Your goal —
Exactly as written, give back every record below.
──────────────────────────────
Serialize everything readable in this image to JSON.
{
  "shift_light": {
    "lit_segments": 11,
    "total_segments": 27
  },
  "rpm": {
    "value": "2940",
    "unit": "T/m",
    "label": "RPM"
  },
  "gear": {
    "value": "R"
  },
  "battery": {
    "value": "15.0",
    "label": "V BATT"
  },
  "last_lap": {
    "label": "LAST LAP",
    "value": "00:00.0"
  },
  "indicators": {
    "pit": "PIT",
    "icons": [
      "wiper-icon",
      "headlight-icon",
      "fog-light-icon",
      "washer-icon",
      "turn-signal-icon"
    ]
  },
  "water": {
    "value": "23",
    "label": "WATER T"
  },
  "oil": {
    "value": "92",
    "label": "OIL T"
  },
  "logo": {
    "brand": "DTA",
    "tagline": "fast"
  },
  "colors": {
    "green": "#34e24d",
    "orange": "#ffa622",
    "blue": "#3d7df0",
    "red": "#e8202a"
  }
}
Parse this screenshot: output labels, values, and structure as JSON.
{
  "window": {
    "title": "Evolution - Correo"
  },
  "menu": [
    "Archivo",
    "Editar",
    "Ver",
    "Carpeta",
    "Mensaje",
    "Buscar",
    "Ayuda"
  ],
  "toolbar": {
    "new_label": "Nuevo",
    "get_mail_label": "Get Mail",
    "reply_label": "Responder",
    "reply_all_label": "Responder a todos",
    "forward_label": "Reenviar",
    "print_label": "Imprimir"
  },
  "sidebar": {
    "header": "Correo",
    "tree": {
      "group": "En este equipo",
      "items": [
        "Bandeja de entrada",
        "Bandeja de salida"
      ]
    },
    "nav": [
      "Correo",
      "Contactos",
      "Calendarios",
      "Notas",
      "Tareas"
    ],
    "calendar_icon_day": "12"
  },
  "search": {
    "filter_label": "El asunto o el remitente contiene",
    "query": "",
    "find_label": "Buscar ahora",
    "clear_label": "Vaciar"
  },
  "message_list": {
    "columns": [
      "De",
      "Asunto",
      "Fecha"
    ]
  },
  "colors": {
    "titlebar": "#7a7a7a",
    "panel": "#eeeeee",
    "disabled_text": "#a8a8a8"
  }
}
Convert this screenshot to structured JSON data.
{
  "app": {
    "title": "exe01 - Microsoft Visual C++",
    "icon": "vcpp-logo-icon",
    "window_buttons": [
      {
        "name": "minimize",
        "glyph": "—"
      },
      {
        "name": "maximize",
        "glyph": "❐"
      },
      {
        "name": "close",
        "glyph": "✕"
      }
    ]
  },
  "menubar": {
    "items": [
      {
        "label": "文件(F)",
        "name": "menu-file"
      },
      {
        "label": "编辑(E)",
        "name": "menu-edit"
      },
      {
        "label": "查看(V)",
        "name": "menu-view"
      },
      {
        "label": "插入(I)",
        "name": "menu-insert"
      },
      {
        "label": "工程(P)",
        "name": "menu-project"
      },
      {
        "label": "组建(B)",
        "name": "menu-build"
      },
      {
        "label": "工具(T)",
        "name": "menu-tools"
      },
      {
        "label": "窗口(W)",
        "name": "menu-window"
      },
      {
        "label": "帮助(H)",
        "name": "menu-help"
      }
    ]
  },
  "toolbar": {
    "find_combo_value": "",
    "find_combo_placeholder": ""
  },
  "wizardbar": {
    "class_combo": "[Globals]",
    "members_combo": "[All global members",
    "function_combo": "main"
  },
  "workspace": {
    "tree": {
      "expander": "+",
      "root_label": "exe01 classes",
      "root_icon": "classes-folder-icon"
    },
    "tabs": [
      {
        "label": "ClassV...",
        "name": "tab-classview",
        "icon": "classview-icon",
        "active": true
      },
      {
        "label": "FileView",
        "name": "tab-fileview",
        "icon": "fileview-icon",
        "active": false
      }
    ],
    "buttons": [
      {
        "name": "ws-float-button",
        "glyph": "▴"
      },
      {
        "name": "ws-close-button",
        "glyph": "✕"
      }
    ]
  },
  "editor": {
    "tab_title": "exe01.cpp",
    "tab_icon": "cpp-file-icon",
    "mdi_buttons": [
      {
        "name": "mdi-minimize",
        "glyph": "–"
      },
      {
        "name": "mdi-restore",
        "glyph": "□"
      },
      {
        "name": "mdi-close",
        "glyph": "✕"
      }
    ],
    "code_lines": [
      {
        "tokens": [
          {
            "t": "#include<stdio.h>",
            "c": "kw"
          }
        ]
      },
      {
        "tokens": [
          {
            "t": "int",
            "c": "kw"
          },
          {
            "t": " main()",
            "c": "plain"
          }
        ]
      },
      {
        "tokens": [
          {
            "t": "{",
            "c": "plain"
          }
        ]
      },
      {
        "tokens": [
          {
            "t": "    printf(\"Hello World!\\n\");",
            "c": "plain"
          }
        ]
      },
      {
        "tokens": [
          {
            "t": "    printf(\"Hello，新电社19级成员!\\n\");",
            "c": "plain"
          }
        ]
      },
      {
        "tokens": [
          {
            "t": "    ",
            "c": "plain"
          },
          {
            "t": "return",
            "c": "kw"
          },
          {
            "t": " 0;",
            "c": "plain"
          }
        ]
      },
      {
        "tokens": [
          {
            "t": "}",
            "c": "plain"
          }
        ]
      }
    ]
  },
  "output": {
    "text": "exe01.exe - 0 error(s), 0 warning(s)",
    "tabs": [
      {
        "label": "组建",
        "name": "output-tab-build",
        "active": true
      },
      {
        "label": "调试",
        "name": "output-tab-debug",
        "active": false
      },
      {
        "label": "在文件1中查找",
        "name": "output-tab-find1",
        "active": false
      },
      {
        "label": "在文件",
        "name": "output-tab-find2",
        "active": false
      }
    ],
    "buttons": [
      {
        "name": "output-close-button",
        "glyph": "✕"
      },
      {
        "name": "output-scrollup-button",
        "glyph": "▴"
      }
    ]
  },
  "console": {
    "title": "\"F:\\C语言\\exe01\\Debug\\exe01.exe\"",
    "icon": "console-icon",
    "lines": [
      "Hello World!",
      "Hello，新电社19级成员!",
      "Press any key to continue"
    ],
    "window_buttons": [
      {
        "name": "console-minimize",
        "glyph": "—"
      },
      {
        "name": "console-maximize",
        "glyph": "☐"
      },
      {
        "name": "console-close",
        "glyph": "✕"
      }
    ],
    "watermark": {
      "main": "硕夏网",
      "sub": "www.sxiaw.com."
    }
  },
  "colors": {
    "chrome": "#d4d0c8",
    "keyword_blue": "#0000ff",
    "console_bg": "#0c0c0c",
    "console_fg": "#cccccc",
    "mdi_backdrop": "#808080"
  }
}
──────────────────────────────
Solution to this task —
Serialize everything readable in this image to JSON.
{
  "shift_light": {
    "lit_segments": 11,
    "total_segments": 27
  },
  "rpm": {
    "value": "2940",
    "unit": "T/m",
    "label": "RPM"
  },
  "gear": {
    "value": "R"
  },
  "battery": {
    "value": "15.0",
    "label": "V BATT"
  },
  "last_lap": {
    "label": "LAST LAP",
    "value": "00:00.0"
  },
  "indicators": {
    "pit": "PIT",
    "icons": [
      "wiper-icon",
      "headlight-icon",
      "fog-light-icon",
      "washer-icon",
      "turn-signal-icon"
    ]
  },
  "water": {
    "value": "23",
    "label": "WATER T"
  },
  "oil": {
    "value": "92",
    "label": "OIL T"
  },
  "logo": {
    "brand": "DTA",
    "tagline": "fast"
  },
  "colors": {
    "green": "#34e24d",
    "orange": "#ffa622",
    "blue": "#3d7df0",
    "red": "#e8202a"
  }
}
Parse this screenshot: output labels, values, and structure as JSON.
{
  "window": {
    "title": "Evolution - Correo"
  },
  "menu": [
    "Archivo",
    "Editar",
    "Ver",
    "Carpeta",
    "Mensaje",
    "Buscar",
    "Ayuda"
  ],
  "toolbar": {
    "new_label": "Nuevo",
    "get_mail_label": "Get Mail",
    "reply_label": "Responder",
    "reply_all_label": "Responder a todos",
    "forward_label": "Reenviar",
    "print_label": "Imprimir"
  },
  "sidebar": {
    "header": "Correo",
    "tree": {
      "group": "En este equipo",
      "items": [
        "Bandeja de entrada",
        "Bandeja de salida"
      ]
    },
    "nav": [
      "Correo",
      "Contactos",
      "Calendarios",
      "Notas",
      "Tareas"
    ],
    "calendar_icon_day": "12"
  },
  "search": {
    "filter_label": "El asunto o el remitente contiene",
    "query": "",
    "find_label": "Buscar ahora",
    "clear_label": "Vaciar"
  },
  "message_list": {
    "columns": [
      "De",
      "Asunto",
      "Fecha"
    ]
  },
  "colors": {
    "titlebar": "#7a7a7a",
    "panel": "#eeeeee",
    "disabled_text": "#a8a8a8"
  }
}
Convert this screenshot to structured JSON data.
{
  "app": {
    "title": "exe01 - Microsoft Visual C++",
    "icon": "vcpp-logo-icon",
    "window_buttons": [
      {
        "name": "minimize",
        "glyph": "—"
      },
      {
        "name": "maximize",
        "glyph": "❐"
      },
      {
        "name": "close",
        "glyph": "✕"
      }
    ]
  },
  "menubar": {
    "items": [
      {
        "label": "文件(F)",
        "name": "menu-file"
      },
      {
        "label": "编辑(E)",
        "name": "menu-edit"
      },
      {
        "label": "查看(V)",
        "name": "menu-view"
      },
      {
        "label": "插入(I)",
        "name": "menu-insert"
      },
      {
        "label": "工程(P)",
        "name": "menu-project"
      },
      {
        "label": "组建(B)",
        "name": "menu-build"
      },
      {
        "label": "工具(T)",
        "name": "menu-tools"
      },
      {
        "label": "窗口(W)",
        "name": "menu-window"
      },
      {
        "label": "帮助(H)",
        "name": "menu-help"
      }
    ]
  },
  "toolbar": {
    "find_combo_value": "",
    "find_combo_placeholder": ""
  },
  "wizardbar": {
    "class_combo": "[Globals]",
    "members_combo": "[All global members",
    "function_combo": "main"
  },
  "workspace": {
    "tree": {
      "expander": "+",
      "root_label": "exe01 classes",
      "root_icon": "classes-folder-icon"
    },
    "tabs": [
      {
        "label": "ClassV...",
        "name": "tab-classview",
        "icon": "classview-icon",
        "active": true
      },
      {
        "label": "FileView",
        "name": "tab-fileview",
        "icon": "fileview-icon",
        "active": false
      }
    ],
    "buttons": [
      {
        "name": "ws-float-button",
        "glyph": "▴"
      },
      {
        "name": "ws-close-button",
        "glyph": "✕"
      }
    ]
  },
  "editor": {
    "tab_title": "exe01.cpp",
    "tab_icon": "cpp-file-icon",
    "mdi_buttons": [
      {
        "name": "mdi-minimize",
        "glyph": "–"
      },
      {
        "name": "mdi-restore",
        "glyph": "□"
      },
      {
        "name": "mdi-close",
        "glyph": "✕"
      }
    ],
    "code_lines": [
      {
        "tokens": [
          {
            "t": "#include<stdio.h>",
            "c": "kw"
          }
        ]
      },
      {
        "tokens": [
          {
            "t": "int",
            "c": "kw"
          },
          {
            "t": " main()",
            "c": "plain"
          }
        ]
      },
      {
        "tokens": [
          {
            "t": "{",
            "c": "plain"
          }
        ]
      },
      {
        "tokens": [
          {
            "t": "    printf(\"Hello World!\\n\");",
            "c": "plain"
          }
        ]
      },
      {
        "tokens": [
          {
            "t": "    printf(\"Hello，新电社19级成员!\\n\");",
            "c": "plain"
          }
        ]
      },
      {
        "tokens": [
          {
            "t": "    ",
            "c": "plain"
          },
          {
            "t": "return",
            "c": "kw"
          },
          {
            "t": " 0;",
            "c": "plain"
          }
        ]
      },
      {
        "tokens": [
          {
            "t": "}",
            "c": "plain"
          }
        ]
      }
    ]
  },
  "output": {
    "text": "exe01.exe - 0 error(s), 0 warning(s)",
    "tabs": [
      {
        "label": "组建",
        "name": "output-tab-build",
        "active": true
      },
      {
        "label": "调试",
        "name": "output-tab-debug",
        "active": false
      },
      {
        "label": "在文件1中查找",
        "name": "output-tab-find1",
        "active": false
      },
      {
        "label": "在文件",
        "name": "output-tab-find2",
        "active": false
      }
    ],
    "buttons": [
      {
        "name": "output-close-button",
        "glyph": "✕"
      },
      {
        "name": "output-scrollup-button",
        "glyph": "▴"
      }
    ]
  },
  "console": {
    "title": "\"F:\\C语言\\exe01\\Debug\\exe01.exe\"",
    "icon": "console-icon",
    "lines": [
      "Hello World!",
      "Hello，新电社19级成员!",
      "Press any key to continue"
    ],
    "window_buttons": [
      {
        "name": "console-minimize",
        "glyph": "—"
      },
      {
        "name": "console-maximize",
        "glyph": "☐"
      },
      {
        "name": "console-close",
        "glyph": "✕"
      }
    ],
    "watermark": {
      "main": "硕夏网",
      "sub": "www.sxiaw.com."
    }
  },
  "colors": {
    "chrome": "#d4d0c8",
    "keyword_blue": "#0000ff",
    "console_bg": "#0c0c0c",
    "console_fg": "#cccccc",
    "mdi_backdrop": "#808080"
  }
}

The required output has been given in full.